Thread overview
Clunky syntax
May 07, 2012
ixid
May 07, 2012
bearophile
May 07, 2012
ixid
May 07, 2012
Chris Cain
May 09, 2012
Era Scarecrow
May 07, 2012
Why is the new syntax so clunky?

thing myThing = new thing;

When it could be:

new thing myThing;
May 07, 2012
ixid:

> Why is the new syntax so clunky?
>
> thing myThing = new thing;
>
> When it could be:
>
> new thing myThing;

Sometimes you want to write:

class Foo {}
class Bar : Foo {}
void main() {
   Foo b = new Bar;
}

Otherwise there is 'auto' too:

auto myThing = new thing;

Bye,
bearophile
May 07, 2012
> class Foo {}
> class Bar : Foo {}
> void main() {
>    Foo b = new Bar;
> }

Thank you, could you explain what is happening in your example? Bar is inheriting from Foo, what are you getting when you create a parent of type sub-class compared  to Bar b = new Bar; and Foo b = new Foo; ? Foo b = new Bar won't compile if you add members to Bar and access them.



May 07, 2012
On Monday, 7 May 2012 at 17:52:01 UTC, ixid wrote:
> Thank you, could you explain what is happening in your example? Bar is inheriting from Foo, what are you getting when you create a parent of type sub-class compared  to Bar b = new Bar; and Foo b = new Foo; ? Foo b = new Bar won't compile if you add members to Bar and access them.

Hello,

Foo is the "interface" you'll have to bar.

So, a bit of a bigger example:

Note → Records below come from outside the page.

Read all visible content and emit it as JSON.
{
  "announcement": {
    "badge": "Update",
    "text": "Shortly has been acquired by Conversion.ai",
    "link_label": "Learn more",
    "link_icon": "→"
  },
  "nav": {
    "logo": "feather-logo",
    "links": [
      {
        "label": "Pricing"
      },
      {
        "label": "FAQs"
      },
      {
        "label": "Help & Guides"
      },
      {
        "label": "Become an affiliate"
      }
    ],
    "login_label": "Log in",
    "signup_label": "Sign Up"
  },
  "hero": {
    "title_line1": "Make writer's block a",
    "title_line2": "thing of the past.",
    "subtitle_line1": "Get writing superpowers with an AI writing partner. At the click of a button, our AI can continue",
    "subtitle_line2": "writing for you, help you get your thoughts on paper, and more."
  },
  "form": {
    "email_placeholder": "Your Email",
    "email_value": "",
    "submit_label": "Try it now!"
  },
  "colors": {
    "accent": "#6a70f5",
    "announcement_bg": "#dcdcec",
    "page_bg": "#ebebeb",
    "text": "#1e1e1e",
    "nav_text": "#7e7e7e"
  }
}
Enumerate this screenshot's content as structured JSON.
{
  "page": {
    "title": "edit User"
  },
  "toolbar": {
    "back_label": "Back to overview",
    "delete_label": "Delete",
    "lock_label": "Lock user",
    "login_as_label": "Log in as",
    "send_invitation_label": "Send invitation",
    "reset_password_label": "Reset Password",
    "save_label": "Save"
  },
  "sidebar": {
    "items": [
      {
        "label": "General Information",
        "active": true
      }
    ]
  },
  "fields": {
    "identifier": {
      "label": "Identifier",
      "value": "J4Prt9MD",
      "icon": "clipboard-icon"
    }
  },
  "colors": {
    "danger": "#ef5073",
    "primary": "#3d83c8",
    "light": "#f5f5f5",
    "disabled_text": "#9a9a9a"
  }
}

-=-=-=-
import std.stdio;
class Foo {
    void doStuff() {}
}
class Bar : Foo {
    void doStuff() {
        writeln("Hi");
    }
    void doThings() { }
}

void main() {
    Foo f = new Bar;
    f.doStuff(); // prints "Hi" to the screen
    f.doThings(); // doesn't compile
}
-=-=-=-

So, as you can see, if you have a Foo, you can't call "doThings" using it. However, if your Foo is actually a Bar underneath, then it'll use Bar's version of "doStuff".

OOP isn't terribly hard, but I suggest reading up on it some to grasp the concepts (and especially so you can see the benefits).

Here's a link that might help you get started on some of the fundamentals:
http://en.wikipedia.org/wiki/Object-oriented_programming#Fundamental_features_and_concepts
May 09, 2012
On Monday, 7 May 2012 at 18:03:45 UTC, Chris Cain wrote:
> On Monday, 7 May 2012 at 17:52:01 UTC, ixid wrote:
>> Thank you, could you explain what is happening in your  example? Bar is inheriting from Foo, what are you getting when 
>>  you create a parent of type sub-class compared  to Bar b = new  Bar; and Foo b = new Foo; ? Foo b = new Bar won't compile if  you add members to Bar and access them.

> Foo is the "interface" you'll have to bar.
>
> OOP isn't terribly hard, but I suggest reading up on it some to 
>  grasp the concepts (and especially so you can see the benefits).

 D also takes the approach with classes and objects that is closer to java than C++: All methods are overridable for polymorphism by default. Using interfaces and safely up&down casting using the known interfaces is so much easier. I haven't done much with C++, but these types of things are more error and bug prone than D and java; Not to mention the STL gives me a total headache.

 I have a good mental idea of how to explain OOP and inheritance using a RPG-like game example, which would be less confusing than the usual animals and shapes (At least it is to me).